Photographer Laura Aguilar created work that explored her own identity, challenged traditional notions of beauty, and celebrated the ties that bound her to the Latinx, lesbian, and working-class communities in East Los Angeles.
Aguilar died last year at the age of 58, but some of her most important photographs will live forever thanks to a recent purchase by the J. Paul Getty Museum.
Laura Aguilar photos
The acquisition, which happened in September, includes 35 photographs from five series that span Aguilar’s 30-year career.
Some of the photos includes prints from “Plush Pony,” a 1992 series that features portraits taken at the defunct East Los Angeles lesbian bar of the same name. These photos are intimate, tender, and joyful.
While these women frequently faced discrimination and physical danger outside the bar, these photos celebrate lesbians who are enjoying a sense of comfort in their safe space.
“The work of Laura Aguilar is incredibly important and helps us better understand the role photography has played in the diverse communities of Southern California,” Jim Ganz, senior curator in the Getty Museum’s Department of Photographs, said in a statement.
Some of Aguilar’s photos will be featured in the exhibition “Unseen: 35 Years of Collecting Photographs,” which opens December 17 at The Getty Center.
Aguilar grew up in the San Gabriel Valley and started photography in high school. She continued studying the medium in the early 1980s while attending East Los Angeles College, where she also became more attuned to her Mexican-American identity through courses in Chicano studies.
In the mid-1980s, while coming to terms with her sexuality (Aguilar identified as a lesbian), Aguilar became actively engaged with LGBTQ causes. As a result, themes related to race, sexuality, marginalization, and economic disparity became defining characteristics of her work.
In 2017, the Vincent Price Art Museum at East Los Angeles College presented “Laura Aguilar: Show and Tell,” the artist’s first comprehensive retrospective. The exhibit was a highlight of the Getty’s “Pacific Standard Time: LA/LA project,” a region-wide initiative that explored Latin American and Latinx art in dialogue with Los Angeles. Aguilar passed away shortly after the exhibition closed.
The Getty acquisition also includes several other recognizable Aguilar photographs.
The “Latina Lesbian” portrait series showcases lesbians from various social and economic backgrounds and includes first-person narratives about their identities.
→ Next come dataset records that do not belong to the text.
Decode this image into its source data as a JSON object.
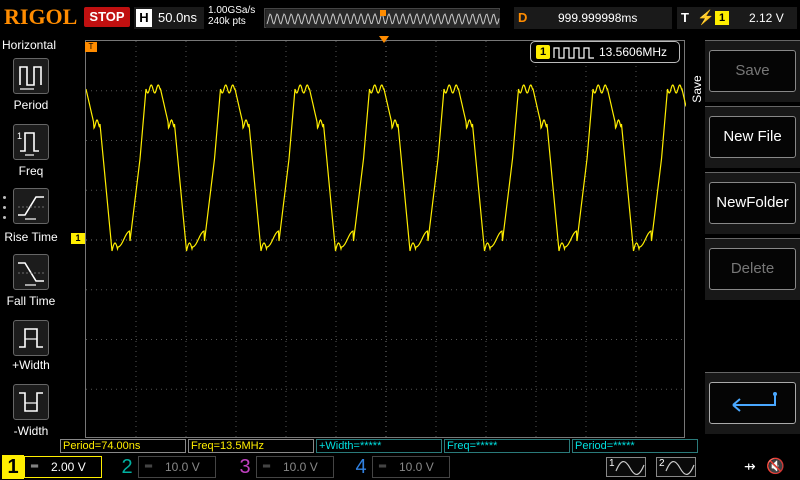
{
  "top": {
    "brand": "RIGOL",
    "run_state": "STOP",
    "h_label": "H",
    "timebase": "50.0ns",
    "sample_rate": "1.00GSa/s",
    "mem_depth": "240k pts",
    "delay_label": "D",
    "delay": "999.999998ms",
    "trig_label": "T",
    "trig_source": "1",
    "trig_level": "2.12 V"
  },
  "left_menu": {
    "title": "Horizontal",
    "items": [
      {
        "label": "Period",
        "icon": "period-icon"
      },
      {
        "label": "Freq",
        "icon": "freq-icon"
      },
      {
        "label": "Rise Time",
        "icon": "rise-time-icon"
      },
      {
        "label": "Fall Time",
        "icon": "fall-time-icon"
      },
      {
        "label": "+Width",
        "icon": "pos-width-icon"
      },
      {
        "label": "-Width",
        "icon": "neg-width-icon"
      }
    ]
  },
  "freq_counter": {
    "channel": "1",
    "value": "13.5606MHz"
  },
  "right_menu": {
    "title": "Save",
    "items": [
      {
        "label": "Save",
        "enabled": false
      },
      {
        "label": "New File",
        "enabled": true
      },
      {
        "label": "NewFolder",
        "enabled": true
      },
      {
        "label": "Delete",
        "enabled": false
      },
      {
        "label": "",
        "enabled": true
      }
    ]
  },
  "measurements": [
    {
      "text": "Period=74.00ns",
      "color": "#ffee00"
    },
    {
      "text": "Freq=13.5MHz",
      "color": "#ffee00"
    },
    {
      "text": "+Width=*****",
      "color": "#00e0e0"
    },
    {
      "text": "Freq=*****",
      "color": "#00e0e0"
    },
    {
      "text": "Period=*****",
      "color": "#00e0e0"
    }
  ],
  "channels": [
    {
      "num": "1",
      "scale": "2.00 V",
      "color": "#ffee00",
      "active": true
    },
    {
      "num": "2",
      "scale": "10.0 V",
      "color": "#00b0a0",
      "active": false
    },
    {
      "num": "3",
      "scale": "10.0 V",
      "color": "#c040c0",
      "active": false
    },
    {
      "num": "4",
      "scale": "10.0 V",
      "color": "#3080e0",
      "active": false
    }
  ],
  "generators": [
    {
      "num": "1"
    },
    {
      "num": "2"
    }
  ],
  "colors": {
    "ch1": "#ffee00",
    "brand": "#ff8c00",
    "trigger_marker": "#ff8c00",
    "stop": "#c01010"
  }
}
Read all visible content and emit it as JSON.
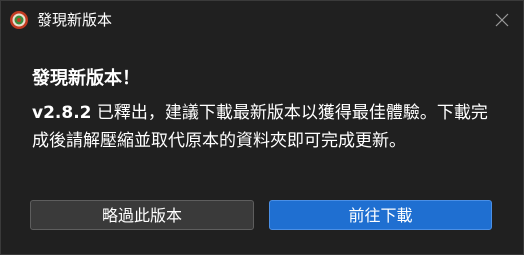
{
  "window": {
    "title": "發現新版本",
    "app_icon": "app-logo-icon",
    "close_icon": "close-icon"
  },
  "dialog": {
    "heading": "發現新版本！",
    "version": "v2.8.2",
    "message_after_version": " 已釋出，建議下載最新版本以獲得最佳體驗。下載完成後請解壓縮並取代原本的資料夾即可完成更新。"
  },
  "buttons": {
    "skip_label": "略過此版本",
    "download_label": "前往下載"
  },
  "colors": {
    "background": "#202020",
    "primary_button": "#1f6fd1",
    "secondary_button": "#3a3a3a"
  }
}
The photos were taken between 1986 and 1990.
Also included is one of Aguilar’s most recognizable works, “Three Eagles Flying.” In this 1990 triptych, Aguilar wraps her body in the national flags of Mexico and the United States to highlight the intersectionality of cultural identity and politics.
In front of the camera
Aguilar also performed for the camera throughout her career. After meeting photographer Judy Dater, whose work explored the relationship between the figure and the landscape, Aguilar became interested in the same topic.
For example, in the 1996 photograph “Nature Self-Portrait,” Aguilar’s nude body mimics the rock formations and fallen tree trunks that populate the largely arid terrain of the desert.
In 1999’s “Motion,” Aguilar photographed groups of nude women, herself included, in poses that juxtapose the vulnerability of the human flesh with the rough and uneven surfaces of the landscape.